|Text Letter Prefix||Text Type|
|F||Inscriptions in the Latin Alphabet|
The file textlist.xml provides a list of the texts with the Cameron numbers and their corresponding Short Titles.
The structure is described in detail in the header file (corpus.xml). Each text is enclosed within a <TEI> structure. The value for the id attribute is the letter T followed by the Text Number (e.g. xml:id=”T00010″). The first substructure is the <teiHeader>, which includes title, full bibliographic material, encoding, and other miscellaneous information. The <body> structure follows, which contains the <text>. Each citation is an <s> structure within the <text> structure, and the citation number and text reference identifier are contained as attributes.
The format of the Text Reference Identifier (n attribute) varies from text to text, and the user must consult the <encodingDesc> structure of the text to determine which system is being used.
Latin or Greek included in the Old English texts and Latin glossed by Old English are enclosed within <foreign> tags. Words which are fragmentary in manuscript or emended by the editor of the text are enclosed by <corr> tags. This tag may also indicate that there is a problem with the manuscript in the space adjacent to the word. Editorial punctuation has usually been adopted; for most texts it follows modern norms. Runic text is enclosed within <hi rend=”rune”> tags.
The character entities use the standard definition for XML Character Entities. Character entities which have no match in the standard can be found in xml-corpus/corpus.ent. The character entities used in the corpus texts are as follows:
The Corpus is available on CD-ROM in HTML and XML formats.
We provide copies of the corpus at cost for academic use: $200 US including shipping. (Prices subject to change without notice.) It can be ordered from the DOE online store.

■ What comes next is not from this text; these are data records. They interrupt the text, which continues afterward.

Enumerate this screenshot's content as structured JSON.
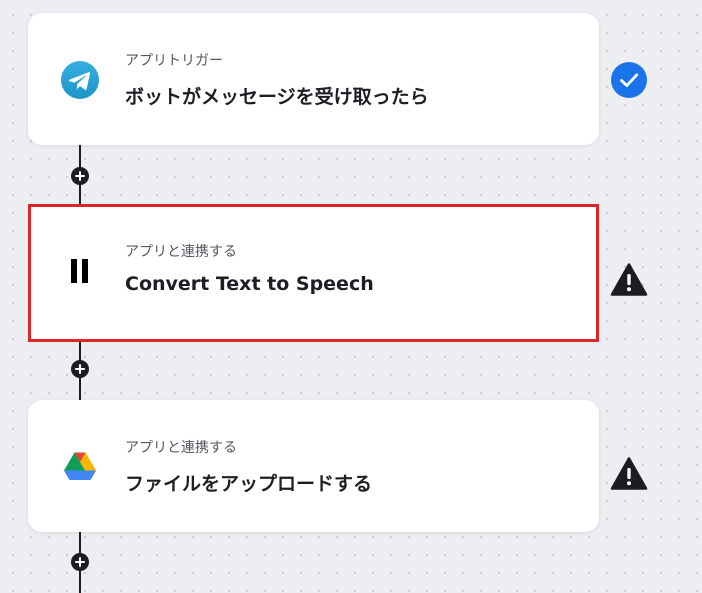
{
  "flow": {
    "steps": [
      {
        "subtitle": "アプリトリガー",
        "title": "ボットがメッセージを受け取ったら",
        "app_icon": "telegram-icon",
        "status_icon": "check-circle-icon",
        "status": "complete"
      },
      {
        "subtitle": "アプリと連携する",
        "title": "Convert Text to Speech",
        "app_icon": "pause-icon",
        "status_icon": "warning-icon",
        "status": "warning",
        "selected": true
      },
      {
        "subtitle": "アプリと連携する",
        "title": "ファイルをアップロードする",
        "app_icon": "google-drive-icon",
        "status_icon": "warning-icon",
        "status": "warning"
      }
    ]
  },
  "colors": {
    "background": "#edeef2",
    "card": "#ffffff",
    "selected_border": "#dc2626",
    "success": "#1a73e8",
    "warning": "#1b1d22",
    "telegram": "#2aa3df"
  }
}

The Dictionary of Old English Web Corpus provides search functions for the Corpus, available online through subscription at the DOE online store.
The Old English Corpus was originally prepared for internal use at the Dictionary of Old English. We hope that other scholars will be able to use the material and we would be grateful to receive comments about errors or problems you discover.
Contact InformationDictionary of Old English
Room 14285, Robarts Library
130 St. George St.
University of Toronto
Fax: +1 416 978 8835